I adore indigo, that most intense and lavishly blue of dyes. I especially love batiks and Japanese fabrics, and have been accumulating them here and there over the past few years. And recently, the lovely and generous Carla of Granny Maud’s Girl brought me back some fabrics and two furoshiki from Japan. The furoshiki are traditional gift-wrapping cloths, and one of them will feature somewhere on the indigo quilt which is brewing in the back of my mind.

Now it’s time to take the rotary cutter to my fabrics. And it’s going to be an EPP hexie project because that’s portable, because I can crank them out at speed, and because I love the combination of indigo and red, so it’s indigo flowers with red hearts.
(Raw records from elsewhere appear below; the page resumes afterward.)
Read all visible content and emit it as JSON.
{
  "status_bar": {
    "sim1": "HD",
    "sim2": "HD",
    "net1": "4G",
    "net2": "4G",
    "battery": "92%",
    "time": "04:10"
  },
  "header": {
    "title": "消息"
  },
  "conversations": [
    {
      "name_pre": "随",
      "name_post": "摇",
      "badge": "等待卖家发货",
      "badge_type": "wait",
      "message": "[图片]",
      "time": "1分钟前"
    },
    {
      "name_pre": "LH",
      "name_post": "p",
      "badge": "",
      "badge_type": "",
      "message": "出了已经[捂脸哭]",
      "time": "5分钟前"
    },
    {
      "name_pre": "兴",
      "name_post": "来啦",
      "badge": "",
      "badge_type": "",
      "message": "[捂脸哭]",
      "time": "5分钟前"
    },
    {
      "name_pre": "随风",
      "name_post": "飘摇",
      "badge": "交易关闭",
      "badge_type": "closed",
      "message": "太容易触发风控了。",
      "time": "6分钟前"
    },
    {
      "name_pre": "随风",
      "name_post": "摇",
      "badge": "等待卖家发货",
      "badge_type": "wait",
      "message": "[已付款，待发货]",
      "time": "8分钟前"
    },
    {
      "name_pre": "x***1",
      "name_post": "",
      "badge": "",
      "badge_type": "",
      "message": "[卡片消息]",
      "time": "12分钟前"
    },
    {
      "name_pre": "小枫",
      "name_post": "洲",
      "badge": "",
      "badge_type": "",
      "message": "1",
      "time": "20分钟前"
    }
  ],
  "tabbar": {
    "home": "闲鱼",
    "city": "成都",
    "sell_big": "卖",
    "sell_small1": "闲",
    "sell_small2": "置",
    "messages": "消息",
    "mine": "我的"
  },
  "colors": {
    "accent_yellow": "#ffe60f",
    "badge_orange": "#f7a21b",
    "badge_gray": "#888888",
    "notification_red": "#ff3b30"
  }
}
I have no idea what it’s going to be, or how big, or how long it will take, but it’s going to keep my hands busy and my mind and heart peaceful before, during and after my hospital stay.

And best of, I can carry it around in my new travel sewing kit!